balancing mind and body and spirit. balancing ego. self actualization and self awareness (similar to the hermit major arcana card — note that for reversed)
creativity/going with the flow/positive outcome if you tap into your subconscious (deep like the ocean).
reversed: struggling against the current. the tide may take you away from the shore you know but to new horizons.
Ingwaz: internal growth, personal development
Inguz is that potential energy that must accumulate gradually in storage before being released as a single surge of energy. It represents the process of a mental ‘seed’ desire implanted by the conscious mind into the subconscious for incubation and gestation, later to emerge as a new creation in your life affairs.Thus, Inguz contains within its lore the true meaning of sacrifice. Such sacrifice occurs when one form is called upon to die so that a newly evolved form may begin to grow.
Dagaz: day or dawn
awakening, awareness, change, illumination, bold new beginning
reversed: A completion, ending, limit,
Othala: homeland, ancestral power
connotations of family and ancestry.
Generally can be a warning to be more forward thinking, not to overall romanticize or focus on the past.
Meaning: The rune Tiwaz is taken from the letter T in both the Roman and Greek alphabets. Tiwaz or Tyr is one of two runes in the Elder Futhark that is named after a deity and the root word teiwa is known to have the meaning “bright” or “shining.” Words that were often used to describe the gods in the Greek and Roman periods. The rune Tiwaz and its meaning Tyr is a rune that symbolizes not only the Nordic God himself but also his domain. That of the victorious victim and enjoying justice.
Symbolism: The rune of Tiwaz as stated above is the rune of Tyr a god in the Norse pantheon who’s rule was that of justice. However Tyr’s form of justice is not the same justice that we hand out to those who wrong us in the modern era. For Tyr justice is earned, and it is earned though the fires of war and combat. When drawing Tyr and using it to invoke justice to someone who has wronged you, you best be sure that you are right in the matter. Justice, especially the justice of Tyr is not coddling or easy it is a righteous flame that will burn all those wrong in its path, even if you are the one invoking him. Tiwaz also symbolizes the virtue of self- discipline. The rune is very useful when you are going through a time of conflict and need a guiding light to see you through the chaos.

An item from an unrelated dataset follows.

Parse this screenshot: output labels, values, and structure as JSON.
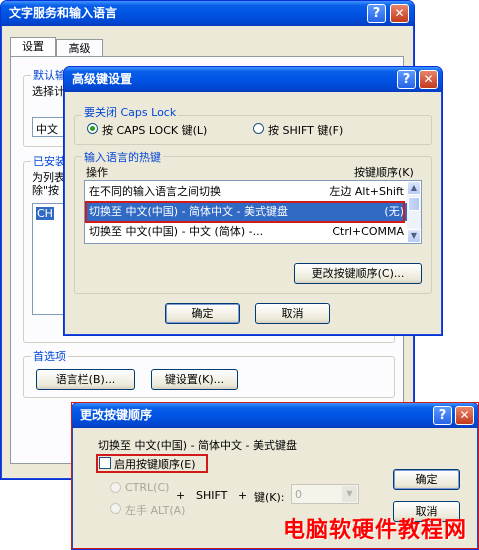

Personally: Now it may be best not saying how many times this rune has come up for me but when I face a problem legally, or a problem in which I have been wronged in anyway I often will draw and invoke Tiwaz. All runes are fairly blunt, without care of your personal feelings and morals but I find Tiwaz to be even more so. If you want a job done, and a job done effectively and efficiently use Tiwaz. Just make sure you have all your I’s dotted and T’s crossed because other wise you will be caught in the cross fire.